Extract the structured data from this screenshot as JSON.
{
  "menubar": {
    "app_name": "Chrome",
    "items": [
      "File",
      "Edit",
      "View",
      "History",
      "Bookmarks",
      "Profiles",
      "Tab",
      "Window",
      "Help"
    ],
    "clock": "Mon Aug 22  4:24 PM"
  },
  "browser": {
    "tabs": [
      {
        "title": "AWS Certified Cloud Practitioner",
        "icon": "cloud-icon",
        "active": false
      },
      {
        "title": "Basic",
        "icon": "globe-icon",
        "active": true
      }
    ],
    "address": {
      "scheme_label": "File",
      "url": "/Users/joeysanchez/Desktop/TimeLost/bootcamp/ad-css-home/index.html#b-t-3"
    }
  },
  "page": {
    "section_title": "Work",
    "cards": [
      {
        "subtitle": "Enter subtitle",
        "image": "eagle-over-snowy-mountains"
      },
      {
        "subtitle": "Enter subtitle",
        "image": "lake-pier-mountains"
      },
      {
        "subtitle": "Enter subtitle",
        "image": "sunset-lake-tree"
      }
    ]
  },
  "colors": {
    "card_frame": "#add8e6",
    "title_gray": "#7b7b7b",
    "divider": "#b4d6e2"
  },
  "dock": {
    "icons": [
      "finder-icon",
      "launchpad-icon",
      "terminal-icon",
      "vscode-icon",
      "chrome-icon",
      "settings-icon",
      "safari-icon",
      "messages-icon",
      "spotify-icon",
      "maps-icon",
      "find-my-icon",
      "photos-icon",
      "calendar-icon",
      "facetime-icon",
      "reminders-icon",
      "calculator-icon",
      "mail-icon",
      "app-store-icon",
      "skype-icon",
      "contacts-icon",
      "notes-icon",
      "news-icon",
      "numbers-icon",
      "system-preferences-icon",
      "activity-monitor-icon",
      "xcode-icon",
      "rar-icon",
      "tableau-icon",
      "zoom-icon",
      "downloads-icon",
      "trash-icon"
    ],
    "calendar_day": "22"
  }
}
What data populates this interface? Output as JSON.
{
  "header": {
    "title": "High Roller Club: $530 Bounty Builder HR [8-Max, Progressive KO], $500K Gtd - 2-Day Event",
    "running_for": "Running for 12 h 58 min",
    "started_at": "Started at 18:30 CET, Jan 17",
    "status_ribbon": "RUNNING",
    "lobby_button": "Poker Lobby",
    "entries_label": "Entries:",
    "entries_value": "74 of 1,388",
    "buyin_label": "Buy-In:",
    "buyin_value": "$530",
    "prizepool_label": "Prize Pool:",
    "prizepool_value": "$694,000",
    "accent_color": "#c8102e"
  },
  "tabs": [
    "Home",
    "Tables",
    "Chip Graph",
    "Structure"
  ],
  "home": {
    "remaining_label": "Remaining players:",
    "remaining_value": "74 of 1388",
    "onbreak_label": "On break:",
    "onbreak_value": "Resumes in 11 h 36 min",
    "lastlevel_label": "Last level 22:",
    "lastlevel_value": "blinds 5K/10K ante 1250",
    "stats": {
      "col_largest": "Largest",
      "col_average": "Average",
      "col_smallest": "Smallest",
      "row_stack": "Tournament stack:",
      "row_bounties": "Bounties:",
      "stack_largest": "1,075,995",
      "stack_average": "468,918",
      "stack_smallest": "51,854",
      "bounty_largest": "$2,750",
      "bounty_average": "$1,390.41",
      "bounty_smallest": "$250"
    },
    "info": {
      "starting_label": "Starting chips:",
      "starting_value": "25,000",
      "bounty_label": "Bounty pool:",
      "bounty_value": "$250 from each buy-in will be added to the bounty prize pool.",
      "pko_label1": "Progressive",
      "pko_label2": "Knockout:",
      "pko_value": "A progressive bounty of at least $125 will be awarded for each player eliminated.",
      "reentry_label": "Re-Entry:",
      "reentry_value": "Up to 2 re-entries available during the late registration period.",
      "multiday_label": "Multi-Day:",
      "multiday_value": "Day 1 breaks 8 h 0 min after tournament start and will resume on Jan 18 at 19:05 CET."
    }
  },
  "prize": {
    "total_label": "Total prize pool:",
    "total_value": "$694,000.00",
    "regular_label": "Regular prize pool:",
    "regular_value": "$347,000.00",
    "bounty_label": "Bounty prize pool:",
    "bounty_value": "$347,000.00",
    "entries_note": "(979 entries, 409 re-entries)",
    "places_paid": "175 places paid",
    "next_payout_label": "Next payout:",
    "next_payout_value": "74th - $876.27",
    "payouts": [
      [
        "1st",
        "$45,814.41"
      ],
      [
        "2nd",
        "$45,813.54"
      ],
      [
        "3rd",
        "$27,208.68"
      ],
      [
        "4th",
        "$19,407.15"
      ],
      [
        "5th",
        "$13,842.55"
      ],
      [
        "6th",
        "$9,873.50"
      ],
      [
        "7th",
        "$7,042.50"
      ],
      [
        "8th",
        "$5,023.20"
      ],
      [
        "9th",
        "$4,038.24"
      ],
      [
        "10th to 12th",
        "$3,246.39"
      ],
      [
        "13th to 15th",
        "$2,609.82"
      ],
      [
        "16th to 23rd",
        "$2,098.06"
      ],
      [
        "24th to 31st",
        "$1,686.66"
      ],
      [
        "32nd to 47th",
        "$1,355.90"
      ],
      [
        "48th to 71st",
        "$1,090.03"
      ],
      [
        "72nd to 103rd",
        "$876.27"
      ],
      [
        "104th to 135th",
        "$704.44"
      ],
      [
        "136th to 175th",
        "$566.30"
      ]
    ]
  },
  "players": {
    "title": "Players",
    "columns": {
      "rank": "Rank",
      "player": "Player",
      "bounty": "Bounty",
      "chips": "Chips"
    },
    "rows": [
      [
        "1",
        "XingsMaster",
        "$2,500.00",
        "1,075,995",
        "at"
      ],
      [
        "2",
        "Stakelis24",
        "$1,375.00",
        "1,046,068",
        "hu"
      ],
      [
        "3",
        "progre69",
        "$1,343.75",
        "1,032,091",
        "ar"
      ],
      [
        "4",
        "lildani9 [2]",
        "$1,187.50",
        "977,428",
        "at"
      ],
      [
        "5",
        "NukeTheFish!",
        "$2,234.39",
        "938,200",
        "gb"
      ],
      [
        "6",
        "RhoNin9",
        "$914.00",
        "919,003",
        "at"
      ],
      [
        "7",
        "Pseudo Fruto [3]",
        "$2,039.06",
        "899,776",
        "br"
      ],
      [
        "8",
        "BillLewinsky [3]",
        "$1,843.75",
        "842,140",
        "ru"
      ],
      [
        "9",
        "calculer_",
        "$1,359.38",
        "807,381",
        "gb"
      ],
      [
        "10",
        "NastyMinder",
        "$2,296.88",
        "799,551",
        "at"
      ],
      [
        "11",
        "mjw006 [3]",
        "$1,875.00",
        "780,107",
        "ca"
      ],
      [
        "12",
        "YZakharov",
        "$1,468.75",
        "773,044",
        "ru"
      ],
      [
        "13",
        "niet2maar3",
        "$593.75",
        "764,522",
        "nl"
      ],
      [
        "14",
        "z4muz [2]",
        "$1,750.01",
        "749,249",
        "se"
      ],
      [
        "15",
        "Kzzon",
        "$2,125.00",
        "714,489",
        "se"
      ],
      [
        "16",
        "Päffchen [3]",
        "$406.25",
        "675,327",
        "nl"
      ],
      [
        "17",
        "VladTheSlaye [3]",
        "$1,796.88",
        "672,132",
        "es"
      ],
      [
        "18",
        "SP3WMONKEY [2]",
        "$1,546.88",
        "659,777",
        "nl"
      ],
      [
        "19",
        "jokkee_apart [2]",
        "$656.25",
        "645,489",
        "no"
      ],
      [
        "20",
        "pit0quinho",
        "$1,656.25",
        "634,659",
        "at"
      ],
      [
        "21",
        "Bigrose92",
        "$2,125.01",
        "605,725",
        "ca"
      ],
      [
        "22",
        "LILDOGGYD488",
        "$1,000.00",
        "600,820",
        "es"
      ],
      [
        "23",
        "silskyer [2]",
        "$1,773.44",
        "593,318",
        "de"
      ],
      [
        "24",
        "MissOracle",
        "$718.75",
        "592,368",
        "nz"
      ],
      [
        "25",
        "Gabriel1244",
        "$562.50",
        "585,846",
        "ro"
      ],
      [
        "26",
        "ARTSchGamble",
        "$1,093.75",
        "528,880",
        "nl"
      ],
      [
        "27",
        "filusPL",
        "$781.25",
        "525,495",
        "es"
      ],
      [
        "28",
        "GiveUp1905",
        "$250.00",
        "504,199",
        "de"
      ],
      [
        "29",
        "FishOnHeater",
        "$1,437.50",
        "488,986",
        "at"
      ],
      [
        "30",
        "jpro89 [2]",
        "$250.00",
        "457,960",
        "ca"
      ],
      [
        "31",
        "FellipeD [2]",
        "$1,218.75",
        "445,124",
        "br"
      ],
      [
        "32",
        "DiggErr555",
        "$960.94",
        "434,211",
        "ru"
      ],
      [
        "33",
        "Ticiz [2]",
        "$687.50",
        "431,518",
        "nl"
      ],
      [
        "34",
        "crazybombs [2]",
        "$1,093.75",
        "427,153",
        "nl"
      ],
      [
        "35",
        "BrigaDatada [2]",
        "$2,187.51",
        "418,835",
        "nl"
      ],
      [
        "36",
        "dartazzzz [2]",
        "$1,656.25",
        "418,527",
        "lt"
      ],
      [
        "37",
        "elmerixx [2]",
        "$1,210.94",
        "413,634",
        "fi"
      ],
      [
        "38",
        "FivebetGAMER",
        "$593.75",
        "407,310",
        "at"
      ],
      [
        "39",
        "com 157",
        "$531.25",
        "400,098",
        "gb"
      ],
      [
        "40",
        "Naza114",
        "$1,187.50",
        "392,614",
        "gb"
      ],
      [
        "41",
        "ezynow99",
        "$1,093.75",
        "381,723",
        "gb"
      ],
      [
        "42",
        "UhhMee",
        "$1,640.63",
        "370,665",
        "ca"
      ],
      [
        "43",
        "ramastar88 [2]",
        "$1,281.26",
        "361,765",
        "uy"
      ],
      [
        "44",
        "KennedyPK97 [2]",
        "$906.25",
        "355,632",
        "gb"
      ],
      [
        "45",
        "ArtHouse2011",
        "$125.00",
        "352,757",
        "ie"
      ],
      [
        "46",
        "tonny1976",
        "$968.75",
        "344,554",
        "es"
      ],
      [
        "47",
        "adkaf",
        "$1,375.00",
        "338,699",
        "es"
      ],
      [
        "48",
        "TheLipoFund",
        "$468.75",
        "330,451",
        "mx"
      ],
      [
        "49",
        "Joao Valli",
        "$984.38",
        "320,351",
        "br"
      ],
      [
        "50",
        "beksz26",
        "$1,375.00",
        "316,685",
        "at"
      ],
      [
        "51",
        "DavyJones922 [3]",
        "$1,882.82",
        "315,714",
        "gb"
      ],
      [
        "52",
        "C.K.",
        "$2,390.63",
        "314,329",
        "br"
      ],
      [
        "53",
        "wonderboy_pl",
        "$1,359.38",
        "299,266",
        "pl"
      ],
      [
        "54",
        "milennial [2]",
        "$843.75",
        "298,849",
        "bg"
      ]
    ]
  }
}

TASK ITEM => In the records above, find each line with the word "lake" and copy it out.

RESULT FOR THIS EXERCISE =>
        "image": "lake-pier-mountains"
        "image": "sunset-lake-tree"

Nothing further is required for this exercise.